More recently, though there have not been serious shortages of small change, tokens have been issued many other purposes. TWO of the most familiar will be the tokens issued by Co-op stores and farmers. Prior to the appearance of co-op dividend books and saving stamps, many individual co-operative societies issued tokens. These could be prepayment tokens for products such as a pint of milk, or as a mutuality loan or as in the Huntingdon Co-op token, receipts for payments. These tokens would be saved and a dividend paid quarterly. Though all of the tokens illustrated are made from metal, tokens can also be found made from plastic, cardboard or paper. Farmers issued tokens to labourers to avoid having to carry large amounts of small change. Thus at the end of the week, the tokens were exchanged for banknotes. Gary has a token issued by Albert Edward Simmons of Ramsey, who, as well as being a farmer, was also the landlord of the George Hotel on Ramsey High Street from 1906-1914.

More modern tokens exist, for car washes, car parks, slot machines etc, but are usually part of a national chain and rarely specifically local in origin. At present the author knows of no current Huntingdonshire token issues, but a token was issued by Paine & Son, originally running a farm and brick kiln in Great Paxton, the brewery finally ceased trading in the 1980s.

This article gives just an Outline of a few of Huntingdonshire tokens that the author is actively researching. Hopefully, this will eventually result in a publication covering the whole of the county.

If any readers have any tokens that are from this county, or any recollections, or background information, then the author would be most pleased if details could be made available. In this way it is hoped to make the book as complete and up to date as possible. Please contact via the editor, or directly on 01480210992.

In carrying out this study, Gary would like to thank the many collectors and researchers who have all freely given their time. The help of Bob Burn-Murdoch, at the Norris Museum,

St Ives, Martin Allen at the Fitzwilliam Museum, Cambridge and Mike Stephenson of the Huntingdonshire Family History Society is also gratefully acknowledged.

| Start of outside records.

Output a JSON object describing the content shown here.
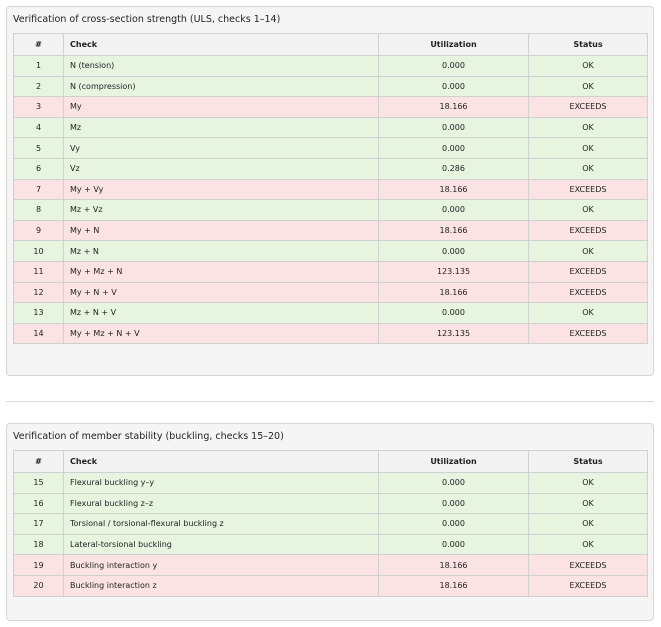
{
  "section1": {
    "title": "Verification of cross-section strength (ULS, checks 1–14)",
    "headers": {
      "num": "#",
      "check": "Check",
      "utilization": "Utilization",
      "status": "Status"
    },
    "rows": [
      {
        "num": "1",
        "check": "N (tension)",
        "utilization": "0.000",
        "status": "OK",
        "state": "ok"
      },
      {
        "num": "2",
        "check": "N (compression)",
        "utilization": "0.000",
        "status": "OK",
        "state": "ok"
      },
      {
        "num": "3",
        "check": "My",
        "utilization": "18.166",
        "status": "EXCEEDS",
        "state": "exceeds"
      },
      {
        "num": "4",
        "check": "Mz",
        "utilization": "0.000",
        "status": "OK",
        "state": "ok"
      },
      {
        "num": "5",
        "check": "Vy",
        "utilization": "0.000",
        "status": "OK",
        "state": "ok"
      },
      {
        "num": "6",
        "check": "Vz",
        "utilization": "0.286",
        "status": "OK",
        "state": "ok"
      },
      {
        "num": "7",
        "check": "My + Vy",
        "utilization": "18.166",
        "status": "EXCEEDS",
        "state": "exceeds"
      },
      {
        "num": "8",
        "check": "Mz + Vz",
        "utilization": "0.000",
        "status": "OK",
        "state": "ok"
      },
      {
        "num": "9",
        "check": "My + N",
        "utilization": "18.166",
        "status": "EXCEEDS",
        "state": "exceeds"
      },
      {
        "num": "10",
        "check": "Mz + N",
        "utilization": "0.000",
        "status": "OK",
        "state": "ok"
      },
      {
        "num": "11",
        "check": "My + Mz + N",
        "utilization": "123.135",
        "status": "EXCEEDS",
        "state": "exceeds"
      },
      {
        "num": "12",
        "check": "My + N + V",
        "utilization": "18.166",
        "status": "EXCEEDS",
        "state": "exceeds"
      },
      {
        "num": "13",
        "check": "Mz + N + V",
        "utilization": "0.000",
        "status": "OK",
        "state": "ok"
      },
      {
        "num": "14",
        "check": "My + Mz + N + V",
        "utilization": "123.135",
        "status": "EXCEEDS",
        "state": "exceeds"
      }
    ]
  },
  "section2": {
    "title": "Verification of member stability (buckling, checks 15–20)",
    "headers": {
      "num": "#",
      "check": "Check",
      "utilization": "Utilization",
      "status": "Status"
    },
    "rows": [
      {
        "num": "15",
        "check": "Flexural buckling y–y",
        "utilization": "0.000",
        "status": "OK",
        "state": "ok"
      },
      {
        "num": "16",
        "check": "Flexural buckling z–z",
        "utilization": "0.000",
        "status": "OK",
        "state": "ok"
      },
      {
        "num": "17",
        "check": "Torsional / torsional-flexural buckling z",
        "utilization": "0.000",
        "status": "OK",
        "state": "ok"
      },
      {
        "num": "18",
        "check": "Lateral-torsional buckling",
        "utilization": "0.000",
        "status": "OK",
        "state": "ok"
      },
      {
        "num": "19",
        "check": "Buckling interaction y",
        "utilization": "18.166",
        "status": "EXCEEDS",
        "state": "exceeds"
      },
      {
        "num": "20",
        "check": "Buckling interaction z",
        "utilization": "18.166",
        "status": "EXCEEDS",
        "state": "exceeds"
      }
    ]
  },
  "colors": {
    "ok_row": "#e6f4e0",
    "exceeds_row": "#fbe3e3",
    "header_row": "#f2f2f2",
    "panel_bg": "#f5f5f5"
  }
}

Our thanks to Gary for this insight. Perhaps you have found tokens in your own garden or the area? Please contact Gary if you have information to offer.